Citizens Insurance overhaul bill delayed — again


Herald/Times Tallahassee Bureau

A scheduled vote on a major insurance overhaul was again postponed Wednesday, indicating that fear of skyrocketing rates is weighing down the bill in the Florida Senate.

Bill sponsor Sen. David Simmons, R-Altamonte Springs, said last week that he has enough support for the bill but wanted more time to make amendments and build more consensus.

The 100-page bill seeks to shrink the level of risk carried by Citizens Property Insurance Corp. by raising its rates and forcing its policyholders into the private market. The rate hikes are mostly focused on new policyholders at the state-run Citizens and those who have high-risk “wind-only” coverage.

Simmons pulled the bill from the agenda right before its first scheduled vote last week. The same thing happened Wednesday, when the bill was “temporarily postponed.” After cruising through the committee process, the bill has been delayed on the floor of the Senate three times in the last two weeks. It has been amended nearly 40 times.

Simmons said he would amend the bill in order to address concerns of lawmakers who are worried about the pocketbook impact on their constituents.

Citizens president Barry Gilway said earlier this month that the bill could lead to rate hikes of 60 percent or more in 11 counties across the state. Many of those large increases would be for the wind-only homeowners.

Homeowners, who have already seen insurance costs increase in recent years, generally oppose additional rate hikes. Lawmakers, including the Senate’s 14 Democrats and at least 10 Republicans in districts where Citizens is a top insurer, are also wary of rate hikes. To pass, the bill (SB 1770) must garner at least 21 votes in the 40-seat chamber.

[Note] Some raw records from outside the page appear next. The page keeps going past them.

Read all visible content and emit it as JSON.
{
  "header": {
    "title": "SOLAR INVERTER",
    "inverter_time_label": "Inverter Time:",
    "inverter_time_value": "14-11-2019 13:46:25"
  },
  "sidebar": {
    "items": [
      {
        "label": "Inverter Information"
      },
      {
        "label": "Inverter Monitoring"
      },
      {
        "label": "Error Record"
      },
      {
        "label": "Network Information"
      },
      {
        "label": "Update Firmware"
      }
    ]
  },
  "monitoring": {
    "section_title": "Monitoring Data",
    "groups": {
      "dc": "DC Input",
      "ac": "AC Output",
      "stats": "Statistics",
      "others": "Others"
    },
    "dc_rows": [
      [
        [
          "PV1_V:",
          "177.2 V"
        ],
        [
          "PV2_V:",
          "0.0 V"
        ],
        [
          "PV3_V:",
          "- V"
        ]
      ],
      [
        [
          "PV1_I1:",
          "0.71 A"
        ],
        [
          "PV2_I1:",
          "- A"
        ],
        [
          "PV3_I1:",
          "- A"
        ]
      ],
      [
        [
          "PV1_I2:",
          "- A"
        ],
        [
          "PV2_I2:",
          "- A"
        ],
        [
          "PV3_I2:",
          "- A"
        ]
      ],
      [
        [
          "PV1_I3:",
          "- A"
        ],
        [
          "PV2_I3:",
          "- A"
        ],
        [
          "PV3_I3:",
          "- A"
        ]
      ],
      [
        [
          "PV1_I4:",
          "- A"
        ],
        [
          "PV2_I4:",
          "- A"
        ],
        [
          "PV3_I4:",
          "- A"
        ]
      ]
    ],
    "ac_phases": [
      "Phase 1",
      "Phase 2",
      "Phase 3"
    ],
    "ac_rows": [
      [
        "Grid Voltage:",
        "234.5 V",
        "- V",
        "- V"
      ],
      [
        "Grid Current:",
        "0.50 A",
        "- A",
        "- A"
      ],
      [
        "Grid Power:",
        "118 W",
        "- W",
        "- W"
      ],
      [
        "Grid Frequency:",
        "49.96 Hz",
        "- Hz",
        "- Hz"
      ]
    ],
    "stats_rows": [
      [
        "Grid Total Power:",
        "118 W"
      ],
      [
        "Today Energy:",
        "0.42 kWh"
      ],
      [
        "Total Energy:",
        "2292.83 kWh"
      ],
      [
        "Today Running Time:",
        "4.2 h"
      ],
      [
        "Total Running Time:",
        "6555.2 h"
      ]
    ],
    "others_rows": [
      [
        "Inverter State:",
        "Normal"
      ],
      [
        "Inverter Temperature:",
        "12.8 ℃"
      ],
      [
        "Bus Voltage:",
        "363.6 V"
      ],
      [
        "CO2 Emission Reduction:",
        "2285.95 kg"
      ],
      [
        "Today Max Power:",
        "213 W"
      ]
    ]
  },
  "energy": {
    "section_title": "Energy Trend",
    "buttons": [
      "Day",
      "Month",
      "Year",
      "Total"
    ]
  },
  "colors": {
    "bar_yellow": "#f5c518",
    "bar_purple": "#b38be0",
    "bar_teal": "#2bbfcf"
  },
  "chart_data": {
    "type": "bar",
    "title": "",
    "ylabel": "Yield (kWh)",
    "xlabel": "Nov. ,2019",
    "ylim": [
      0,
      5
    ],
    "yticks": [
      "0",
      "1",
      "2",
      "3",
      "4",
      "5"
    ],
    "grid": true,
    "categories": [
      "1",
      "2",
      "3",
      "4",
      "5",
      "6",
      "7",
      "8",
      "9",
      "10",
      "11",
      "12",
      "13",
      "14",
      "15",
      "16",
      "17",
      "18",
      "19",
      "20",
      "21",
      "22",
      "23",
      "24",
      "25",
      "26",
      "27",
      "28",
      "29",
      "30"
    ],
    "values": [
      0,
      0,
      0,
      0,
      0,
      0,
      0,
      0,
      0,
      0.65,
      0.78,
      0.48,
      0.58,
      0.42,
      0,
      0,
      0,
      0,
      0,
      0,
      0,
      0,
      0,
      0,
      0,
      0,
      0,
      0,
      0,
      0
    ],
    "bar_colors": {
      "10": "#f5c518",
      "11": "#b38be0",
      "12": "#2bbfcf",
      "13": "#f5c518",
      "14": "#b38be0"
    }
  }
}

Simmons said last week that he would remove a provision of the bill that forces Citizens to charge rates that are higher than the top 20 private companies in a particular area. That concession could soften some of the rate hikes included in the bill. Gov. Rick Scott has already weighed in by stating that the bill should protect current homeowners from rate hikes greater than 10 percent per year.

A less aggressive House version of the insurance reform bill is scheduled to reach the floor soon.

Read more Political Currents stories from the Miami Herald

Miami Herald

Join the

The Miami Herald is pleased to provide this opportunity to share information, experiences and observations about what's in the news. Some of the comments may be reprinted elsewhere on the site or in the newspaper. We encourage lively, open debate on the issues of the day, and ask that you refrain from profanity, hate speech, personal comments and remarks that are off point. Thank you for taking the time to offer your thoughts.

The Miami Herald uses Facebook's commenting system. You need to log in with a Facebook account in order to comment. If you have questions about commenting with your Facebook account, click here.

Have a news tip? You can send it anonymously. Click here to send us your tip - or - consider joining the Public Insight Network and become a source for The Miami Herald and el Nuevo Herald.

Hide Comments

This affects comments on all stories.

Cancel OK

  • Marketplace

Today's Circulars

  • Quick Job Search

Enter Keyword(s) Enter City Select a State Select a Category